EXERCISE AIM
In the records below, find each line with the word "Save" and copy it.

*** Begin section ***

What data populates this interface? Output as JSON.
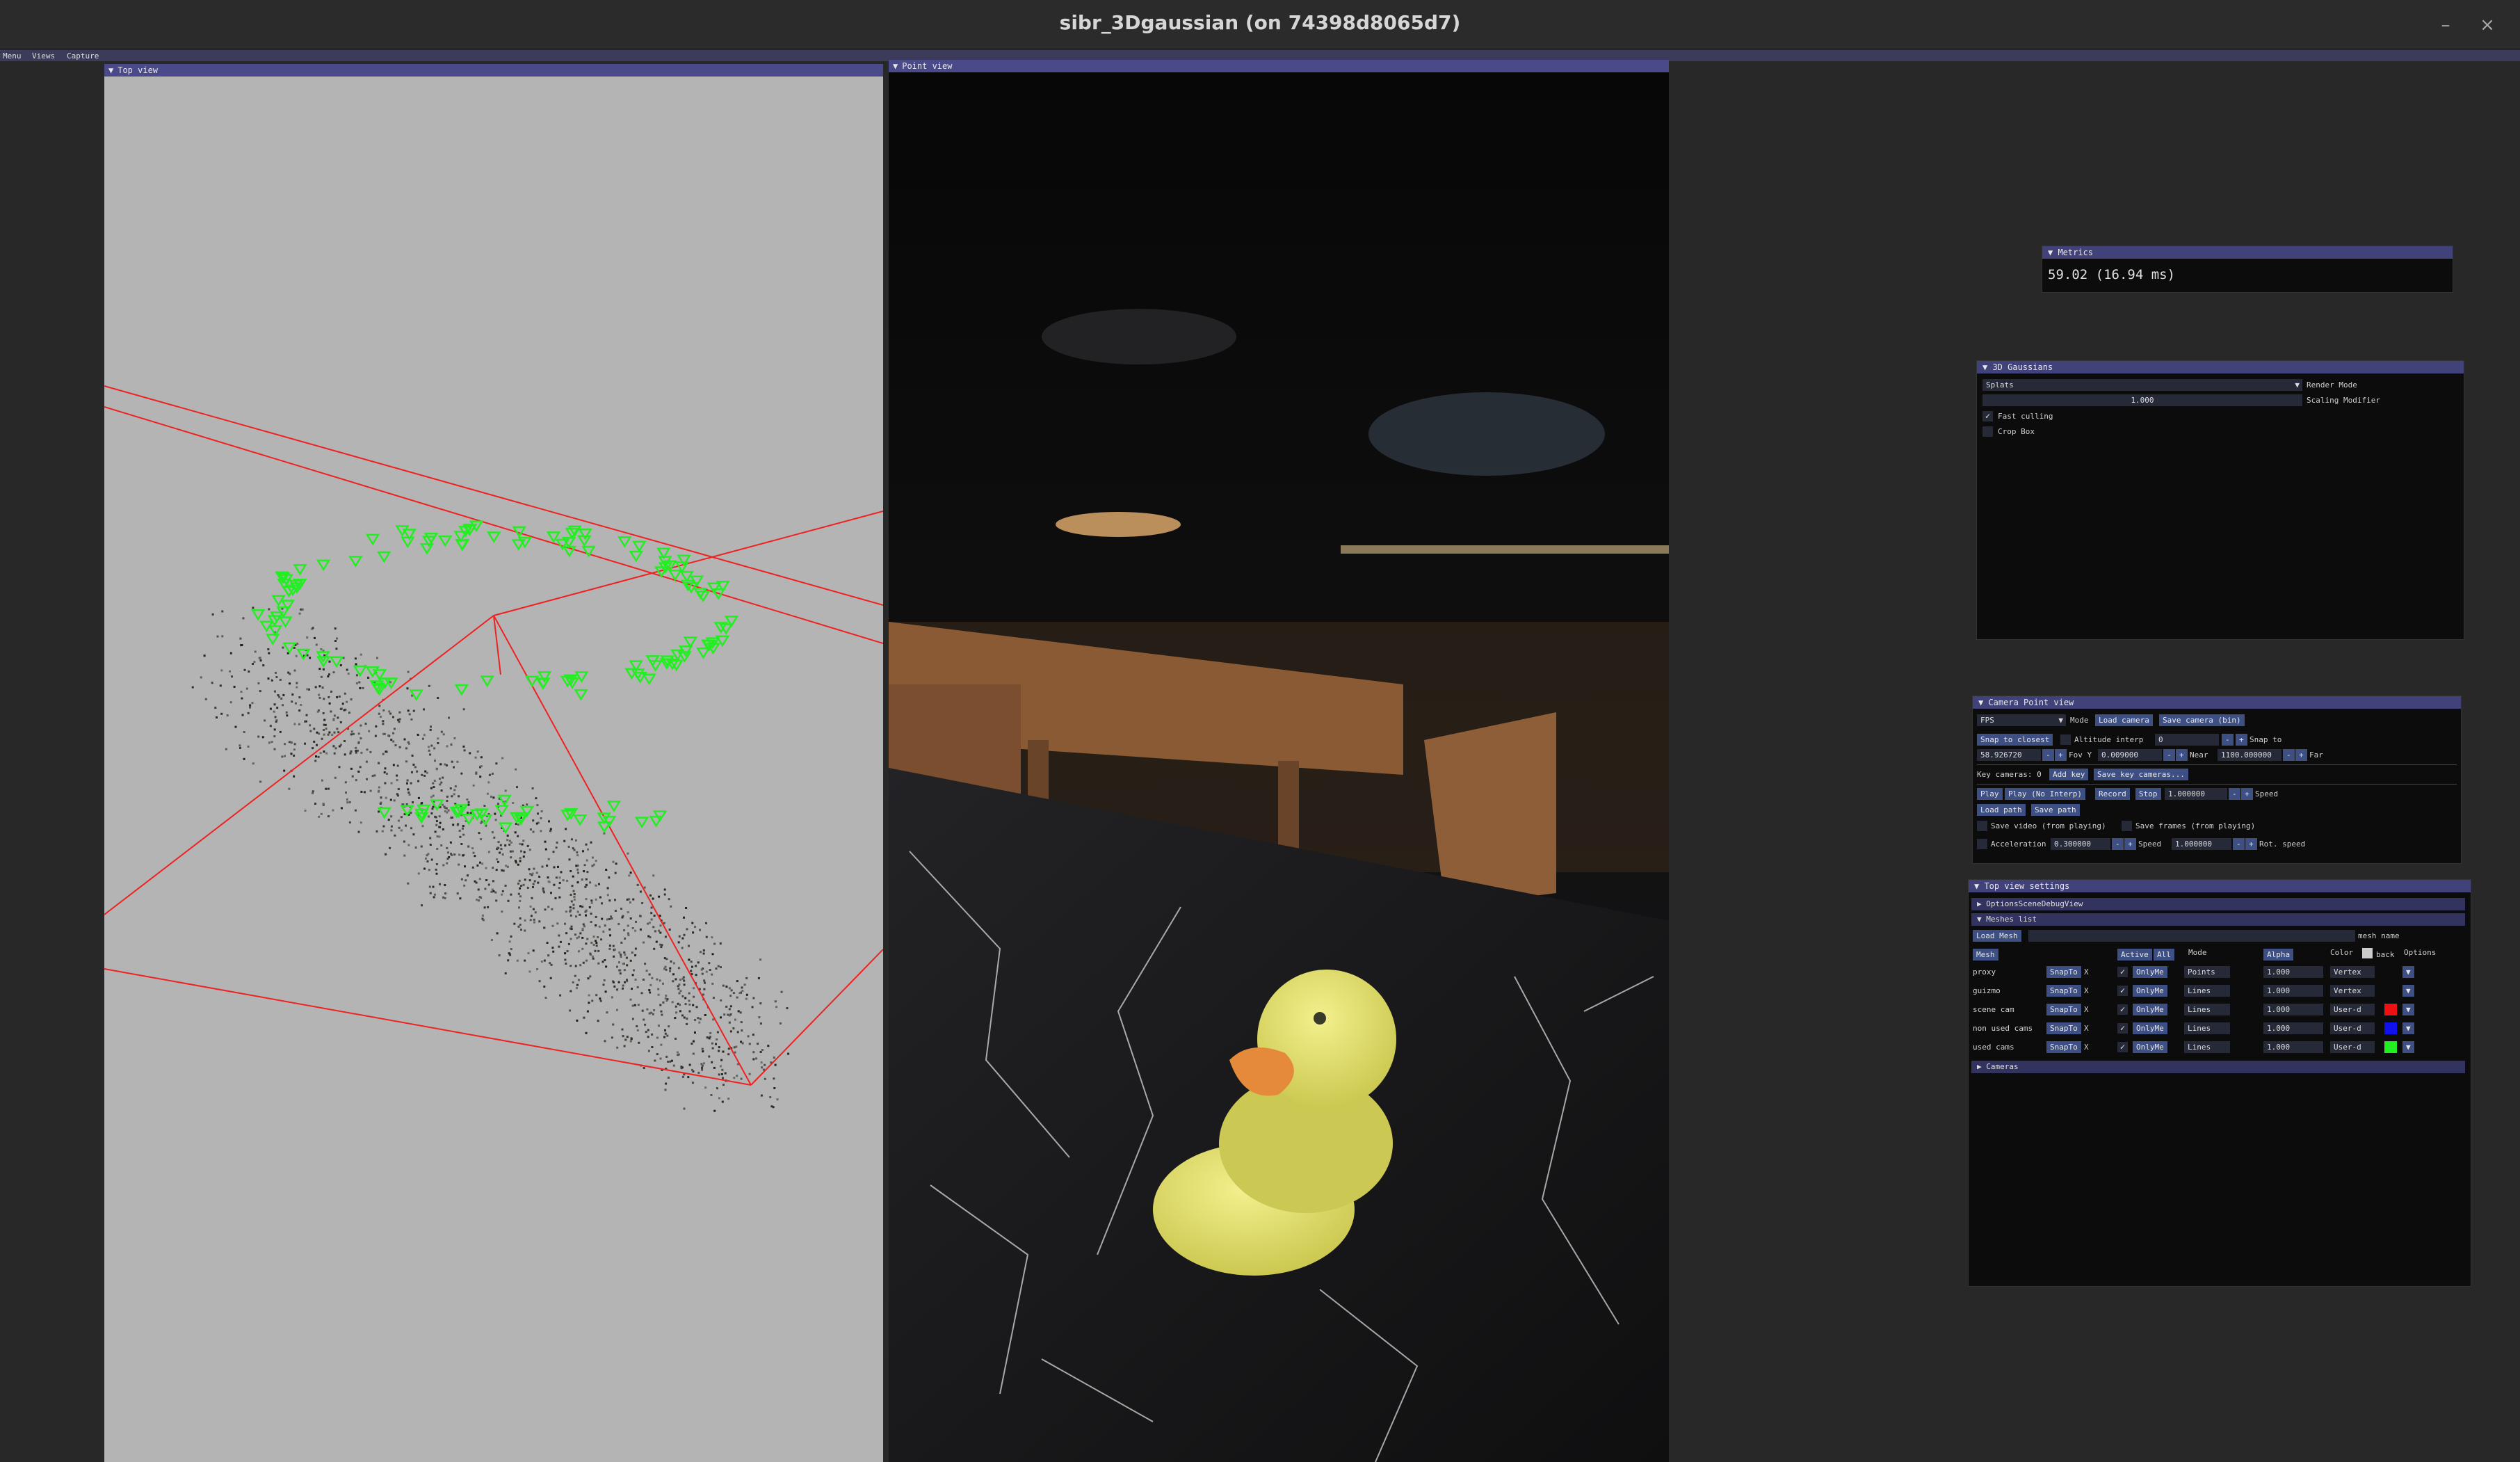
{
  "window": {
    "title": "sibr_3Dgaussian (on 74398d8065d7)",
    "min_icon": "minimize-icon",
    "close_icon": "close-icon",
    "min_glyph": "–",
    "close_glyph": "×"
  },
  "menubar": {
    "items": [
      "Menu",
      "Views",
      "Capture"
    ]
  },
  "top_view": {
    "title": "Top view",
    "bg": "#b4b4b4",
    "camera_color": "#22ee22",
    "frustum_color": "#ee2222"
  },
  "point_view": {
    "title": "Point view"
  },
  "metrics": {
    "title": "Metrics",
    "value": "59.02 (16.94 ms)"
  },
  "gaussian": {
    "title": "3D Gaussians",
    "render_mode_value": "Splats",
    "render_mode_label": "Render Mode",
    "scaling_value": "1.000",
    "scaling_label": "Scaling Modifier",
    "fast_culling_label": "Fast culling",
    "fast_culling_checked": "✓",
    "crop_box_label": "Crop Box"
  },
  "camera": {
    "title": "Camera Point view",
    "mode_value": "FPS",
    "mode_label": "Mode",
    "load_camera": "Load camera",
    "save_camera": "Save camera (bin)",
    "snap_closest": "Snap to closest",
    "altitude_label": "Altitude interp",
    "altitude_value": "0",
    "snap_to": "Snap to",
    "fov_value": "58.926720",
    "fov_label": "Fov Y",
    "near_value": "0.009000",
    "near_label": "Near",
    "far_value": "1100.000000",
    "far_label": "Far",
    "key_cameras": "Key cameras: 0",
    "add_key": "Add key",
    "save_key": "Save key cameras...",
    "play": "Play",
    "play_no_interp": "Play (No Interp)",
    "record": "Record",
    "stop": "Stop",
    "speed_value": "1.000000",
    "speed_label": "Speed",
    "load_path": "Load path",
    "save_path": "Save path",
    "save_video": "Save video (from playing)",
    "save_frames": "Save frames (from playing)",
    "accel_label": "Acceleration",
    "accel_value": "0.300000",
    "speed2_label": "Speed",
    "speed2_value": "1.000000",
    "rot_speed_label": "Rot. speed",
    "minus": "-",
    "plus": "+",
    "dropdown": "▼"
  },
  "top_settings": {
    "title": "Top view settings",
    "options_header": "OptionsSceneDebugView",
    "meshes_header": "Meshes list",
    "load_mesh": "Load Mesh",
    "mesh_name_label": "mesh name",
    "col_mesh": "Mesh",
    "col_active": "Active",
    "col_all": "All",
    "col_mode": "Mode",
    "col_alpha": "Alpha",
    "col_color": "Color",
    "col_back": "back",
    "col_options": "Options",
    "cameras_header": "Cameras",
    "rows": [
      {
        "name": "proxy",
        "snap": "SnapTo",
        "x": "X",
        "check": "✓",
        "only": "OnlyMe",
        "mode": "Points",
        "alpha": "1.000",
        "shade": "Vertex",
        "color": ""
      },
      {
        "name": "guizmo",
        "snap": "SnapTo",
        "x": "X",
        "check": "✓",
        "only": "OnlyMe",
        "mode": "Lines",
        "alpha": "1.000",
        "shade": "Vertex",
        "color": ""
      },
      {
        "name": "scene cam",
        "snap": "SnapTo",
        "x": "X",
        "check": "✓",
        "only": "OnlyMe",
        "mode": "Lines",
        "alpha": "1.000",
        "shade": "User-d",
        "color": "#ee1111"
      },
      {
        "name": "non used cams",
        "snap": "SnapTo",
        "x": "X",
        "check": "✓",
        "only": "OnlyMe",
        "mode": "Lines",
        "alpha": "1.000",
        "shade": "User-d",
        "color": "#1111ee"
      },
      {
        "name": "used cams",
        "snap": "SnapTo",
        "x": "X",
        "check": "✓",
        "only": "OnlyMe",
        "mode": "Lines",
        "alpha": "1.000",
        "shade": "User-d",
        "color": "#22ee22"
      }
    ]
  }
}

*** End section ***

TASK ANSWER
    "save_camera": "Save camera (bin)",
    "save_key": "Save key cameras...",
    "save_path": "Save path",
    "save_video": "Save video (from playing)",
    "save_frames": "Save frames (from playing)",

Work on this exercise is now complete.